▸ About this exercise: Look through the entries for the string "data" and copy every line where it shows up.
___ Extracted records ___
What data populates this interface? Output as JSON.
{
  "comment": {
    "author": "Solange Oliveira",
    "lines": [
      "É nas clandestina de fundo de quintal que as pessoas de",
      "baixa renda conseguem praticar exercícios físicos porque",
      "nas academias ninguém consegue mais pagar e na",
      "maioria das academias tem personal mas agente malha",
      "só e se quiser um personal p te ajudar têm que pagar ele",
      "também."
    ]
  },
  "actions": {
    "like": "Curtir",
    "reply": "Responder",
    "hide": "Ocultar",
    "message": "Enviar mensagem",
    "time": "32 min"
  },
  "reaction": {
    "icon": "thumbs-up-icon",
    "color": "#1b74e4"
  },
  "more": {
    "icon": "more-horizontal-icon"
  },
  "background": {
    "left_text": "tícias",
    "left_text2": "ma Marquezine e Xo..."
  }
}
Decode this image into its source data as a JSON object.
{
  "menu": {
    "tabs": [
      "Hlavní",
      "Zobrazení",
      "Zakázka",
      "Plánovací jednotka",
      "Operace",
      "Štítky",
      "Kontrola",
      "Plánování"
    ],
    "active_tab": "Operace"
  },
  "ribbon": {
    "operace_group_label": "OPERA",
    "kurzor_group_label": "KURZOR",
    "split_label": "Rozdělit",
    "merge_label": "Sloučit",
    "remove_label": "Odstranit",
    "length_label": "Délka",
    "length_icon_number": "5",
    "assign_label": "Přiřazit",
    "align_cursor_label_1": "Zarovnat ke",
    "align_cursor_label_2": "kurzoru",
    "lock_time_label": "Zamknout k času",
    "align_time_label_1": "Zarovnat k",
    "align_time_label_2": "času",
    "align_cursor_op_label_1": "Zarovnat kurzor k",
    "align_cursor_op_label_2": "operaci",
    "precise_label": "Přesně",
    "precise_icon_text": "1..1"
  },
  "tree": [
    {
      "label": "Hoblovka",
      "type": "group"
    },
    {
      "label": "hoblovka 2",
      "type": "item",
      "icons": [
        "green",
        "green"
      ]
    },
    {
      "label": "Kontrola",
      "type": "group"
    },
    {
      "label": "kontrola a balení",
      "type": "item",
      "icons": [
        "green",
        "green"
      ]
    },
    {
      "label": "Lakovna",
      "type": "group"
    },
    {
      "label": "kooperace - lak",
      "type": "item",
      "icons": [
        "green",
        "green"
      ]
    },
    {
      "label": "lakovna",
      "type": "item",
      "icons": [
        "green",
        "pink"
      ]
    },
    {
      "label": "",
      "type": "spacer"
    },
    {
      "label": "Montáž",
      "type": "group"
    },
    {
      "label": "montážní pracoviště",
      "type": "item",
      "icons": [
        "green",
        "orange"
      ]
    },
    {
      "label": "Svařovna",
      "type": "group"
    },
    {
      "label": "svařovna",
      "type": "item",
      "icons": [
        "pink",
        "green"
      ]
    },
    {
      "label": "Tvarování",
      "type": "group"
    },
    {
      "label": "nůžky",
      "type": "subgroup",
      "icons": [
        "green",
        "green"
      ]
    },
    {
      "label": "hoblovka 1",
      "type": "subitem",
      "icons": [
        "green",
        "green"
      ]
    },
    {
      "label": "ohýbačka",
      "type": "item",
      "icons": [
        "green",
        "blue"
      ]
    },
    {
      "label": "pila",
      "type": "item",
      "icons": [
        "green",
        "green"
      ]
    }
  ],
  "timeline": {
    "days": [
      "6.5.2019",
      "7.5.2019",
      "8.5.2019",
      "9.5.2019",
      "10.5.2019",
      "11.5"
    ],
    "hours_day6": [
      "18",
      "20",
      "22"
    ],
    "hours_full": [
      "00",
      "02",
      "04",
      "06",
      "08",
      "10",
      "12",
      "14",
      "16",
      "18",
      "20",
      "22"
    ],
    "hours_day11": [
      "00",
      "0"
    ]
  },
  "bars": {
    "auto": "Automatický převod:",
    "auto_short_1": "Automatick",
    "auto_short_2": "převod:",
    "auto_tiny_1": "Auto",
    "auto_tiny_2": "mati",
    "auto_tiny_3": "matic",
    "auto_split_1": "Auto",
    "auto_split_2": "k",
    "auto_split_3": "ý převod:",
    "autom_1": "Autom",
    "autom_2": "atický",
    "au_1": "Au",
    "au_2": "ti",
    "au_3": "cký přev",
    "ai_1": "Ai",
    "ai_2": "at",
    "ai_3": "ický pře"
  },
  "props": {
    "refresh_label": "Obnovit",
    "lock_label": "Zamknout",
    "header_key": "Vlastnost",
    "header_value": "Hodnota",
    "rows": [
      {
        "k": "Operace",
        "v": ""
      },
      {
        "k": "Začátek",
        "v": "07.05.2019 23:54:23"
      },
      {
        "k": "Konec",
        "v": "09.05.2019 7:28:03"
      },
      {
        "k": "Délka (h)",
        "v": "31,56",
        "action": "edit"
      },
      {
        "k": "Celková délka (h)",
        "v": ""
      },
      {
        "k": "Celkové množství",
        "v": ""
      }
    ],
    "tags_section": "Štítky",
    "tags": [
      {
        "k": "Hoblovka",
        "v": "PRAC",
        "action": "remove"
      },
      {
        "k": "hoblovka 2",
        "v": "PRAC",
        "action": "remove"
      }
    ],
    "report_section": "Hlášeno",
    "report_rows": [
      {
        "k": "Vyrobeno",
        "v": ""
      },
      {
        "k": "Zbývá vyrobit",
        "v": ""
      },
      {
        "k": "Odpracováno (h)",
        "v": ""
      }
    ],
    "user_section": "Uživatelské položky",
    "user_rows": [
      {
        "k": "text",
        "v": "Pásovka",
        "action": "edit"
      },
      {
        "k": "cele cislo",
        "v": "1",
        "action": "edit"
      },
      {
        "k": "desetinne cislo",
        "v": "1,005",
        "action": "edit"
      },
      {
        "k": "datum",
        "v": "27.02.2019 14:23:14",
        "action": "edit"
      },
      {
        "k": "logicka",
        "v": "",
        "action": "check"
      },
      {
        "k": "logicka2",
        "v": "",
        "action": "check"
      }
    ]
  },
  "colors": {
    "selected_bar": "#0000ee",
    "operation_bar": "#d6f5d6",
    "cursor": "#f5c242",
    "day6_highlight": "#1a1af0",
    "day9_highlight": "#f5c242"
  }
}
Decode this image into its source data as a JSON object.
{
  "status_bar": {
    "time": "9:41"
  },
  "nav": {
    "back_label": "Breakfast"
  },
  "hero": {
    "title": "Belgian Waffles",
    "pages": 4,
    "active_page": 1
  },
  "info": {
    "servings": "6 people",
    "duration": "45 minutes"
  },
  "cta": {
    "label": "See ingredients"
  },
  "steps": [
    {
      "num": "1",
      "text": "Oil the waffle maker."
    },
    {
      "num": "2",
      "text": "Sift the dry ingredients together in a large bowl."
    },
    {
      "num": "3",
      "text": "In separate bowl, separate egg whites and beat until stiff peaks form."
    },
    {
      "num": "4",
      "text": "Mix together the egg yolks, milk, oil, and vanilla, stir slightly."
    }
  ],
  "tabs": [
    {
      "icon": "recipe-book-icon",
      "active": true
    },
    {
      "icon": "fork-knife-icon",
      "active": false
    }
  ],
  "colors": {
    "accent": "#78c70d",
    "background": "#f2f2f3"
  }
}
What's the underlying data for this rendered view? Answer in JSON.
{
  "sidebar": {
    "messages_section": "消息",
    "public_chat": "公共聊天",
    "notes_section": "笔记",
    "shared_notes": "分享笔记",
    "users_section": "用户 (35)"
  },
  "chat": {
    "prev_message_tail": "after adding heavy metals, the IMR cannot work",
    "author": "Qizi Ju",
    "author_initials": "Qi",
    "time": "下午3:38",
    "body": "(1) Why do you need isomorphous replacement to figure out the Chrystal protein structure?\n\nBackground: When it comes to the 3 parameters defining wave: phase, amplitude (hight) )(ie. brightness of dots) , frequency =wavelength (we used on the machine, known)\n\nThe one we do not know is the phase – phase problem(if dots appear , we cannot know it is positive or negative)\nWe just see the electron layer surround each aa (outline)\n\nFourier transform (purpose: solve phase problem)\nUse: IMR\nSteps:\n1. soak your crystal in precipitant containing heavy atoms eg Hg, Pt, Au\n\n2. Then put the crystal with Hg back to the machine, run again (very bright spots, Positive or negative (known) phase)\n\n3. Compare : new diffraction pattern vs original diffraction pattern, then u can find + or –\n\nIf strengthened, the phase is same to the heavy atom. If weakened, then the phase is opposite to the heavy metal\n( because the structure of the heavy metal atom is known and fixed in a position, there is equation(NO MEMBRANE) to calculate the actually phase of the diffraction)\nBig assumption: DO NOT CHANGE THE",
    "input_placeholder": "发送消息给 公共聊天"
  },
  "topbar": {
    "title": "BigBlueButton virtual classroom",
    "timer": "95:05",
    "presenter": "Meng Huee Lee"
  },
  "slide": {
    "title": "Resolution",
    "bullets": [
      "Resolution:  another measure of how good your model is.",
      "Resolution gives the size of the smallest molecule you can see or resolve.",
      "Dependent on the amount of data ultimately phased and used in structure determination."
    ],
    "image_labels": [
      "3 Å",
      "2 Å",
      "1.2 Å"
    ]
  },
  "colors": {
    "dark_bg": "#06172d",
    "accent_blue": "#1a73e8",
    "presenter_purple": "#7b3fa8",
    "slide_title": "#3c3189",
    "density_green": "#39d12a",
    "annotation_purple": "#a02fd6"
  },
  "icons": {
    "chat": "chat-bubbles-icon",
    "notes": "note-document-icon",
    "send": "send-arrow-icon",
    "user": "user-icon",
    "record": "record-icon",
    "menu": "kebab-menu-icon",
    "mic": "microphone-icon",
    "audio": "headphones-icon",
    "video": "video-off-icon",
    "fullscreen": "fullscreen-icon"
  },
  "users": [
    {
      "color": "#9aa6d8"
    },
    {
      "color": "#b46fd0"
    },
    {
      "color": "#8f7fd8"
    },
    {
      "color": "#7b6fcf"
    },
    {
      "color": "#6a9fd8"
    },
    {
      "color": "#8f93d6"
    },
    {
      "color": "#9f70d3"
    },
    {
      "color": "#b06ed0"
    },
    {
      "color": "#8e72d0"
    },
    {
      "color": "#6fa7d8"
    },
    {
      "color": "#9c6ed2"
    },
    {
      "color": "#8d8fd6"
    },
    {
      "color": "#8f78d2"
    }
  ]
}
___
▸ Output:
What data populates this interface? Output as JSON.
Decode this image into its source data as a JSON object.
Decode this image into its source data as a JSON object.
What's the underlying data for this rendered view? Answer in JSON.
      "Dependent on the amount of data ultimately phased and used in structure determination."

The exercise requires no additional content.